Song Writing Project Promotes Literacy
Marshall Mathers Foundation and Carhartt fund innovative literacy program through MSU’s Community Music School-Detroit.
A collaborative project for underserved youth that explores literacy through lyrics and song started with the sale of high-end footwear.
Last fall, the MSU Community-Music Detroit was the beneficiary of an international online auction of 10 pairs of Eminem limited edition Air Jordan shoes. All proceeds from the auction—held by Eminem's Marshall Mathers Foundation and the Dearborn-based Carhartt—will go to fund the new program “Verses: Exploring Literacy through Lyrics and Song.” The project is a collaboration between the Marshall Mathers Foundation, Carhartt and the CMS-D: the Detroit-based outreach unit of the MSU College of Music.
“This program presents an enormous opportunity for Detroit youth who want to learn to write songs and make their own beats,” says Jill Woodward, Director of CMS-D. “What is incredibly innovative is that MSU has developed a literacy approach to this music curriculum. Through Verses, we can help meet the need for increased literacy skills among Detroit youth thanks to this generous gift from Mr. Mathers and Carhartt.”
The first free 15-week course through the program started in February 2016 and fosters literacy by using popular music styles such as hip hop, spoken word poetry, and music technology as the primary teaching tools. About 35 children ages 12 to 15 are currently enrolled in the CMS-D course that teaches the art of songwriting, composing, music making, performing, mixing and recording. All enrollees have access to iPADs, iDock mixing pads, music apps, headphones, instruments, specialized microphones and other high-tech equipment needed for producing a professional recording of their original music.
Assistant Professor of Music Education Juliet Hess led a cross-departmental group of MSU faculty in developing the curriculum, including Associate Professor Mark Sullivan of the music composition area. Both Hess and curriculum co-lead Assistant Professor of Teacher Education Vaughn W.M. Watson from the MSU College of Education drew on their experiences as former teachers in urban school districts to advance the innovative delivery and instruction.
“Songwriting as a medium allows students to speak to their own realities and provides a profound opportunity for youth to talk about their position in the world,” says Hess. “It’s a medium they’re comfortable with.
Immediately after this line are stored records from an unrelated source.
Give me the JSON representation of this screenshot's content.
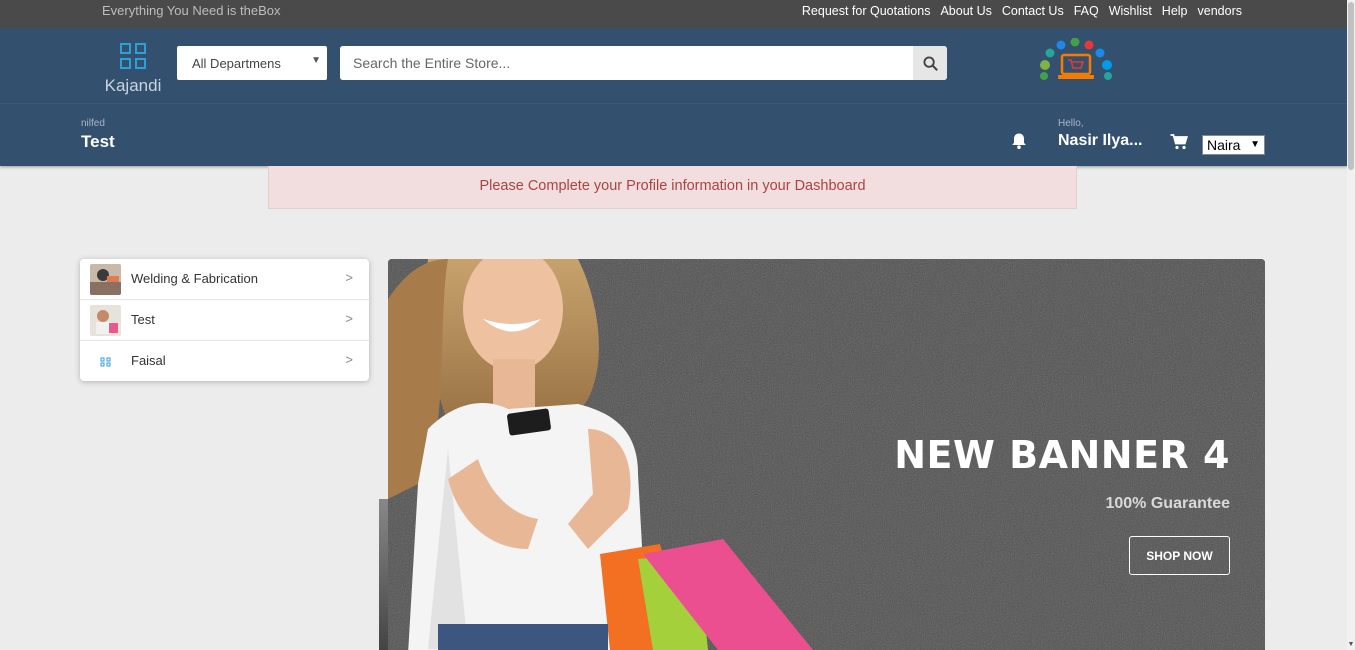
{
  "topbar": {
    "tagline": "Everything You Need is theBox",
    "links": [
      "Request for Quotations",
      "About Us",
      "Contact Us",
      "FAQ",
      "Wishlist",
      "Help",
      "vendors"
    ]
  },
  "header": {
    "logo_text": "Kajandi",
    "department_select": "All Departmens",
    "search_placeholder": "Search the Entire Store...",
    "search_icon": "search-icon",
    "promo_icon": "shopping-laptop-icon"
  },
  "subheader": {
    "store_small": "nilfed",
    "store_name": "Test",
    "bell_icon": "bell-icon",
    "hello": "Hello,",
    "user_name": "Nasir Ilya...",
    "cart_icon": "cart-icon",
    "currency": "Naira"
  },
  "alert": {
    "message": "Please Complete your Profile information in your Dashboard"
  },
  "categories": [
    {
      "label": "Welding & Fabrication",
      "chevron": ">"
    },
    {
      "label": "Test",
      "chevron": ">"
    },
    {
      "label": "Faisal",
      "chevron": ">"
    }
  ],
  "banner": {
    "title": "NEW BANNER 4",
    "subtitle": "100% Guarantee",
    "button": "SHOP NOW"
  },
  "colors": {
    "topbar": "#4a4a4a",
    "header": "#33506f",
    "alert_bg": "#f2dede",
    "alert_text": "#a94442"
  }
}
This class is a way to teach them important skills by meeting them where they are.”
The faculty working with students at CMS-D include a professional poet and Fulbright scholar, an acclaimed Detroit techno artist, a multi-instrumentalist folk singer, and a recording engineer. Mentors and additional teachers will also be available to help students outside of class or to assist with technology lab hours. Students currently taking the course were recommended by a coalition of Detroit public schools, family service agencies, and shelters from across the city.
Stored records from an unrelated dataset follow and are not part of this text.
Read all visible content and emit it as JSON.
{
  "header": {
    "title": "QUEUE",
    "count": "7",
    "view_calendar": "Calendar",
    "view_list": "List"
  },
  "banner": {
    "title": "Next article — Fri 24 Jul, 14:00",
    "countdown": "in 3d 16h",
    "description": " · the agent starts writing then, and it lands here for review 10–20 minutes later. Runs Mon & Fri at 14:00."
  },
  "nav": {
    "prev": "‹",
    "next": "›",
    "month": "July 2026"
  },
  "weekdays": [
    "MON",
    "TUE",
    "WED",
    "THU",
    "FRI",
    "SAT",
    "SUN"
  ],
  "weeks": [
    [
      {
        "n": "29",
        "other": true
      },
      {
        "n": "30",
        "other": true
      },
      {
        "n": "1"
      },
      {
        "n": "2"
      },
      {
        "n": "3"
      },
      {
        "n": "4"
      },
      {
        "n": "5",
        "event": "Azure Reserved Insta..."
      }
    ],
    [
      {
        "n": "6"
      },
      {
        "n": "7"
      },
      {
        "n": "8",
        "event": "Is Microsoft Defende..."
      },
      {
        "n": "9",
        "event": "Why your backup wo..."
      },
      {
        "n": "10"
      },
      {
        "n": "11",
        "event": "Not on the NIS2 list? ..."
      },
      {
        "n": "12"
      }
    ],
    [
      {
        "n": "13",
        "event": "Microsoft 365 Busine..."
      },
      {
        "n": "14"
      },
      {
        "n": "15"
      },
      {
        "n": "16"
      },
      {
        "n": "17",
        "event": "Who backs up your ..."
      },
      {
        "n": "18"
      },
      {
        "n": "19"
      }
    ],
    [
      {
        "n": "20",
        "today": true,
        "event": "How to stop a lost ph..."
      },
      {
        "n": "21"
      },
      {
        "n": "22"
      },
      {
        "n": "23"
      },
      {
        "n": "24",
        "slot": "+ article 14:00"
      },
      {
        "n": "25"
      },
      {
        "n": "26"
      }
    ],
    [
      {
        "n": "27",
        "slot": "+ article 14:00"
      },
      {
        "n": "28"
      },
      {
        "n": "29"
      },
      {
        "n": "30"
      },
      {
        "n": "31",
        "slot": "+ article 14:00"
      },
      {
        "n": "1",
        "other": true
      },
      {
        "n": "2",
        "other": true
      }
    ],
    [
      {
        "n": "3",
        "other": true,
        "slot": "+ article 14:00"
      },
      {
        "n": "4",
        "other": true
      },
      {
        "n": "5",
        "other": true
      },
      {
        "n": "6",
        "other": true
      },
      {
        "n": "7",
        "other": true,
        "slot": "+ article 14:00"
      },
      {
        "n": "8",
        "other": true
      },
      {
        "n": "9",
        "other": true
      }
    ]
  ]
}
VIDEO: VERSES, Exploring Literacy through Lyrics and Song
Video courtesy MSU Community Music School–Detroit
College of Music Dean James Forger remarks that the literacy through songwriting project—also known as Verses—has the ability to become a scalable project with increasing educational promise for underserved youth for years to come.
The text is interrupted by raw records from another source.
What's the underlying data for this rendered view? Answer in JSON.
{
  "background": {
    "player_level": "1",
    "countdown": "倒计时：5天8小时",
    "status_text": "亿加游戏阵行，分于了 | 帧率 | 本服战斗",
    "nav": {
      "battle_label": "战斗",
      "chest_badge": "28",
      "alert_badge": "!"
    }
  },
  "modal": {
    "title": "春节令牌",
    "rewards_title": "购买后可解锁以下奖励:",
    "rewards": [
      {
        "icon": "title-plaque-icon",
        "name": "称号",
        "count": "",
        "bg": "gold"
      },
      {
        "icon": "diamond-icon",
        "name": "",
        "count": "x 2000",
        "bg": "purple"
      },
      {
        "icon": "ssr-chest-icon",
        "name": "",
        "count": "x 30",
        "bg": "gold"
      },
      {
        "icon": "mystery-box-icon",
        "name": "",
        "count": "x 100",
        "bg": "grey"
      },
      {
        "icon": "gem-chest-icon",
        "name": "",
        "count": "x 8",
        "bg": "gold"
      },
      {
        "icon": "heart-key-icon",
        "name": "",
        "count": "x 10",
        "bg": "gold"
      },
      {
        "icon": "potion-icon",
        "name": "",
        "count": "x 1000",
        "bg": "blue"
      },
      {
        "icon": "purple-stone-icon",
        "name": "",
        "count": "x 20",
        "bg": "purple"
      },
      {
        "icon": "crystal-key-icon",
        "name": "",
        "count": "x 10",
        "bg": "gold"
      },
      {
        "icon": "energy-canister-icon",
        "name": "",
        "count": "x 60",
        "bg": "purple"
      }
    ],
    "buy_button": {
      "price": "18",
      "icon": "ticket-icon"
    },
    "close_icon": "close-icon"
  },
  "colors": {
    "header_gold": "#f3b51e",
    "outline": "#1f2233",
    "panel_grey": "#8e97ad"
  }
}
“The Mather’s Foundation and Carhartt have stepped forward to challenge us to look at new ways to use music as a tool to support literacy development. This new and innovative curriculum will serve hundreds of young people,” Forger says. “It’s a great coming together of interdisciplinary teams at MSU, visionaries at Carhartt, and Marshall Mathers—a native Detroiter with a profound commitment to Detroit and it’s rebirth.”
The first Literacy Through Songwriting program supported by a grant from the Marshall Mathers Foundation started February 1 and runs through May 15 at the MSU Community Music School-Detroit. Organizers plan to expand the course to accommodate up to 60 youth come fall, as well as to make the curriculum available to educators in K-12 public schools in the near future.